▶ **TASK DETAILS**
Scan the material below for "label", then return each line that contains it.

▶ **STUDY MATERIAL**

*** Begin section ***

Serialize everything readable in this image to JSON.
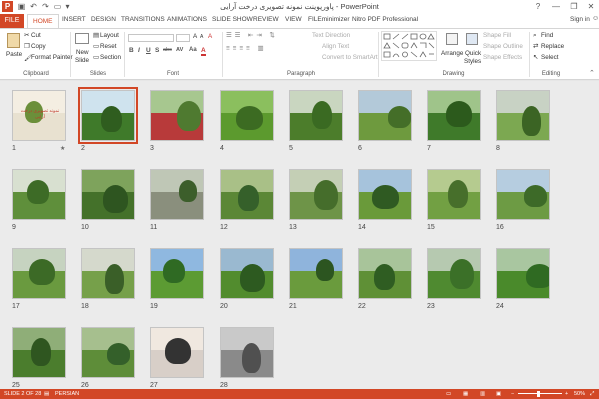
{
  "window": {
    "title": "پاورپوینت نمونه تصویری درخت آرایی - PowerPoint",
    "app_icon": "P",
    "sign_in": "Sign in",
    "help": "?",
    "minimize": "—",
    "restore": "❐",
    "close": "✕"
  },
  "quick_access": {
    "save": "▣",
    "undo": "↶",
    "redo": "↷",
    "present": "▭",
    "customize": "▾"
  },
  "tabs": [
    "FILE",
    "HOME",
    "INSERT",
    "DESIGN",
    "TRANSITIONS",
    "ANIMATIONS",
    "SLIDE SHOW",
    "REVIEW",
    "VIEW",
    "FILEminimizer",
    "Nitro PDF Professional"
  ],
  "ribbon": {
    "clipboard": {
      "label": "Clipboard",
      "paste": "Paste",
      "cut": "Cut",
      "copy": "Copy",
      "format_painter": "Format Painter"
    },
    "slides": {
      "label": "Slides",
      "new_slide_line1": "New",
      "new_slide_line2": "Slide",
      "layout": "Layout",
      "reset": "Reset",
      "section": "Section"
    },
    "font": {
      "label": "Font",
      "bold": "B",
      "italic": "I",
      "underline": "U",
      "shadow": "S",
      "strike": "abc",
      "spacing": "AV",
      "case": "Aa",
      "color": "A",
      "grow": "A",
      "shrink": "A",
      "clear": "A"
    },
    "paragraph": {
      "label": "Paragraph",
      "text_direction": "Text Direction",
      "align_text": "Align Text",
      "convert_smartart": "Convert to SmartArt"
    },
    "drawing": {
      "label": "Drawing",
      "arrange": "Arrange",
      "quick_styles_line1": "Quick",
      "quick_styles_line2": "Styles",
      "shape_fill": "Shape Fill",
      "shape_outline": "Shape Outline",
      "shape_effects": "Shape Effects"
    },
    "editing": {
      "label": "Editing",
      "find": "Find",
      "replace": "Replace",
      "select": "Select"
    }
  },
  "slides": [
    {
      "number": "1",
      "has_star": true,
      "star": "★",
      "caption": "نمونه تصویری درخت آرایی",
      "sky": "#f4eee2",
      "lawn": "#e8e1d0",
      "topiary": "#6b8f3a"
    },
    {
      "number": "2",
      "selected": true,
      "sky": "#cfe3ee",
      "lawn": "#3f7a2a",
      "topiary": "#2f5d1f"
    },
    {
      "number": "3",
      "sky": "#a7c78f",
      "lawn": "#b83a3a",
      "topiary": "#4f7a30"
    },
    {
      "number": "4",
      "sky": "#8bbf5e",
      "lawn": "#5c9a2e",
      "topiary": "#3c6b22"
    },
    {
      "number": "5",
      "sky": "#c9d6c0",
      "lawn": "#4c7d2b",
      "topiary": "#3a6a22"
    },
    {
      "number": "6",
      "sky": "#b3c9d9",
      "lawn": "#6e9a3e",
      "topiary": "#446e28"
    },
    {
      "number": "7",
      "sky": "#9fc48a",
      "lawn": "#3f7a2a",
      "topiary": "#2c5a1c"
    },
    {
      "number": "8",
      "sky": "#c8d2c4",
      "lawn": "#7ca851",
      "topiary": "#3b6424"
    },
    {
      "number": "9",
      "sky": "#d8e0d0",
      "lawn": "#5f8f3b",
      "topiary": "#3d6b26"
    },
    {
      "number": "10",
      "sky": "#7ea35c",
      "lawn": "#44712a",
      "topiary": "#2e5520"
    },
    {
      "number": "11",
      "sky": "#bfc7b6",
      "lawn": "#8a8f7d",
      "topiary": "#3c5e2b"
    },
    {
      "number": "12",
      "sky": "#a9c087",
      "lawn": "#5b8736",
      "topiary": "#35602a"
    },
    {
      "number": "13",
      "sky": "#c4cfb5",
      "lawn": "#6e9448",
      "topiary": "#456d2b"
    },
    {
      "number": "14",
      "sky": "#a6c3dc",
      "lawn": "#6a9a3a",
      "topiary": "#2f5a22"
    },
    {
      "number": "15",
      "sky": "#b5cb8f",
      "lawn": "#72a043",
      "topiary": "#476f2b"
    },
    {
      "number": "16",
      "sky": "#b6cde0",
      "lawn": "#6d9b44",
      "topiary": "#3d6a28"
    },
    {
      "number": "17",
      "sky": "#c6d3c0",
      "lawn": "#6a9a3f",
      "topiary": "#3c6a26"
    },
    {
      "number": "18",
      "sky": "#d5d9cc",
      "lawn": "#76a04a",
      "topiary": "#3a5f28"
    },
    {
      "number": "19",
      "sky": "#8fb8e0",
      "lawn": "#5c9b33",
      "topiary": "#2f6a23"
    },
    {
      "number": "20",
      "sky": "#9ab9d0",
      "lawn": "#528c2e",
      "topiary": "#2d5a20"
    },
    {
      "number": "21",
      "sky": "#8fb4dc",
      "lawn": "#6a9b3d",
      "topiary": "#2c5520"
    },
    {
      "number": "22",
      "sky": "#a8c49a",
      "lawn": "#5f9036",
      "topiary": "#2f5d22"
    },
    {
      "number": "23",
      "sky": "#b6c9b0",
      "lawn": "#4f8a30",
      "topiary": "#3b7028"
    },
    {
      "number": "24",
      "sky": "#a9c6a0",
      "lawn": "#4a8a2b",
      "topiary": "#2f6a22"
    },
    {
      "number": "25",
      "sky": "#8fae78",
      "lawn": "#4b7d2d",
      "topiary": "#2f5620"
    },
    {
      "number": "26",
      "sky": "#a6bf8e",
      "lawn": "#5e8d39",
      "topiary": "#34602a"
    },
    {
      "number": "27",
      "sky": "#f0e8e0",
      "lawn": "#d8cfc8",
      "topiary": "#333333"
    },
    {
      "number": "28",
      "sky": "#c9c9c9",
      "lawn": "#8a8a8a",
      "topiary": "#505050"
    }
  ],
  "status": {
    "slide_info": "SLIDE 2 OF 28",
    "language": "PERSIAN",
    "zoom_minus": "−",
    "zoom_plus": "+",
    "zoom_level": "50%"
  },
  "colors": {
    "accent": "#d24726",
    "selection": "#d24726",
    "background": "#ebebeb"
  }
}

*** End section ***

▶ **EXERCISE RESPONSE**
      "label": "Clipboard",
      "label": "Slides",
      "label": "Font",
      "label": "Paragraph",
      "label": "Drawing",
      "label": "Editing",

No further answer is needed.